─── Records for the exercise
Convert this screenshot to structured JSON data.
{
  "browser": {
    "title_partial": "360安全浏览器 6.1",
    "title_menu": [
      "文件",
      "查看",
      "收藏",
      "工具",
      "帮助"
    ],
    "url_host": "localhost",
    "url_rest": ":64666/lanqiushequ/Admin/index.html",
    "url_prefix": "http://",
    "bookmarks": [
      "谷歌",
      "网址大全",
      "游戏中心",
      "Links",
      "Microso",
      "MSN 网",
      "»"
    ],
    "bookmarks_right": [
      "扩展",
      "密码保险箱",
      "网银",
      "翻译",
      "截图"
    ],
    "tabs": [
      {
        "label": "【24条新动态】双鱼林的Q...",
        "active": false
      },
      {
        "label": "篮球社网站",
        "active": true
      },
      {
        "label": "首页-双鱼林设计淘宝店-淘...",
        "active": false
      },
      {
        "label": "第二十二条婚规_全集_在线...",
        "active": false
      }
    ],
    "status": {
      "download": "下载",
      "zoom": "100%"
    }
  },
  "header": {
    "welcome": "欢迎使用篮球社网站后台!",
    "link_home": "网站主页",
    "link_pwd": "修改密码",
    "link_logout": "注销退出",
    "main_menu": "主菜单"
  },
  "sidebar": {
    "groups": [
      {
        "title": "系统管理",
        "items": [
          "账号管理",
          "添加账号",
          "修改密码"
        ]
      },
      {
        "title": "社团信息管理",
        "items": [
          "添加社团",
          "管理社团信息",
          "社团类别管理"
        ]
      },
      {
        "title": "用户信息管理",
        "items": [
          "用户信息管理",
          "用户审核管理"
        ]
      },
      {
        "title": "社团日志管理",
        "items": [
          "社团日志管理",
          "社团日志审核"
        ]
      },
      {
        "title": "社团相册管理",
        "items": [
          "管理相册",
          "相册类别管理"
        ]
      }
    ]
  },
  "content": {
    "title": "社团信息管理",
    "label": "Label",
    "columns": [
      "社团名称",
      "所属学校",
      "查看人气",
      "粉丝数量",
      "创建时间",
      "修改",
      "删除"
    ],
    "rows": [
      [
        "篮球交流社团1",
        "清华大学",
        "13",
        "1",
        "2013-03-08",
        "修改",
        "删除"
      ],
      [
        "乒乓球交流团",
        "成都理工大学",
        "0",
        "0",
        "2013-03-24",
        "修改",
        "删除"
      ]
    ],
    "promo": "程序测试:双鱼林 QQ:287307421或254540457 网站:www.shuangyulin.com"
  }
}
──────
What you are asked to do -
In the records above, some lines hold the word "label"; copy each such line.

Finished task -
        "label": "【24条新动态】双鱼林的Q...",
        "label": "篮球社网站",
        "label": "首页-双鱼林设计淘宝店-淘...",
        "label": "第二十二条婚规_全集_在线...",
    "label": "Label",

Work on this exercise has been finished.